Response errors in sensitive topics surveys : executive summary

Published 1981

by Kent H. Marquis, Naihua Duan, M. Susan Marquis, J Michael Polich, J. E. Meshkoff, Donna S. Schwarzbach, Cathy Stasz

Purchase Print Copy

 Format Price
Add to Cart Paperback41 pages $23.00

Summarizes, for potential users of survey data, methods and findings from a full study of survey response errors to sensitive topics. An analysis of published measurement studies suggests that the average measurement bias centers on zero for sensitive topic surveys but that responses are very unreliable or noisy. The biasing effects of these response errors for analysis (e.g., on estimates of correlations, regression, transition probabilities, and means) are examined both theoretically and using computer simulation. Simple and complex statistics that describe relationships or change are biased by unreliability as are the statistical inferences. Several strategies for neutralizing the effects of response errors on statistics and inferences are examined. Record checks and reinterviews yield satisfactory corrections in many situations, while internal consistency and instrumental variable approaches were less robust. Randomized response and multiplicity techniques were not effective because they do not address response unreliability.

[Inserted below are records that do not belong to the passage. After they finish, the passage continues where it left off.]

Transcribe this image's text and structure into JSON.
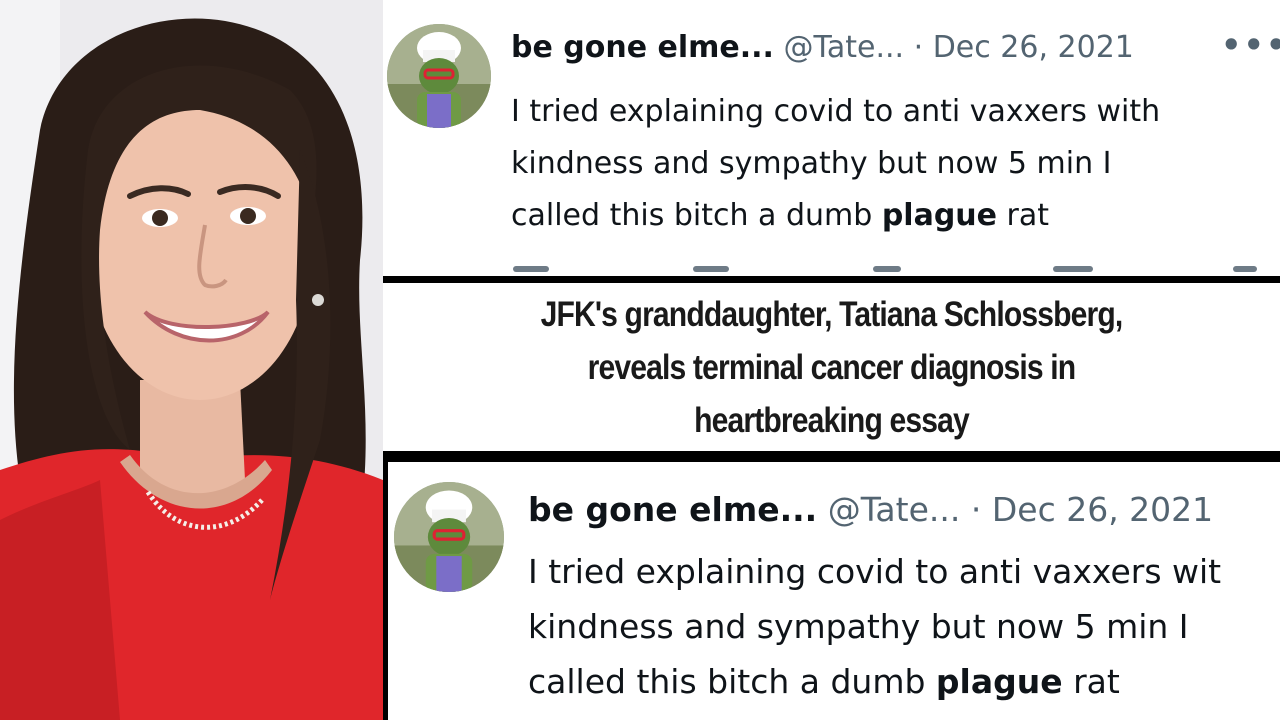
{
  "tweets": [
    {
      "display_name": "be gone elme...",
      "handle": "@Tate...",
      "separator": "·",
      "date": "Dec 26, 2021",
      "more": "•••",
      "text_lines": [
        "I tried explaining covid to anti vaxxers with",
        "kindness and sympathy but now 5 min I"
      ],
      "last_line_prefix": "called this bitch a dumb ",
      "last_line_bold": "plague",
      "last_line_suffix": " rat"
    },
    {
      "display_name": "be gone elme...",
      "handle": "@Tate...",
      "separator": "·",
      "date": "Dec 26, 2021",
      "text_lines": [
        "I tried explaining covid to anti vaxxers wit",
        "kindness and sympathy but now 5 min I"
      ],
      "last_line_prefix": "called this bitch a dumb ",
      "last_line_bold": "plague",
      "last_line_suffix": " rat"
    }
  ],
  "headline": {
    "lines": [
      "JFK's granddaughter, Tatiana Schlossberg,",
      "reveals terminal cancer diagnosis in",
      "heartbreaking essay"
    ]
  },
  "colors": {
    "background": "#000000",
    "card": "#ffffff",
    "text": "#0f1419",
    "muted": "#536471",
    "dress": "#e0262b"
  }
}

This report is part of the RAND report series. The report was a product of RAND from 1948 to 1993 that represented the principal publication documenting and transmitting RAND's major research findings and final research.

This document and trademark(s) contained herein are protected by law. This representation of RAND intellectual property is provided for noncommercial use only. Unauthorized posting of this publication online is prohibited; linking directly to this product page is encouraged. Permission is required from RAND to reproduce, or reuse in another form, any of its research documents for commercial purposes. For information on reprint and reuse permissions, please visit

RAND is a nonprofit institution that helps improve policy and decisionmaking through research and analysis. RAND's publications do not necessarily reflect the opinions of its research clients and sponsors.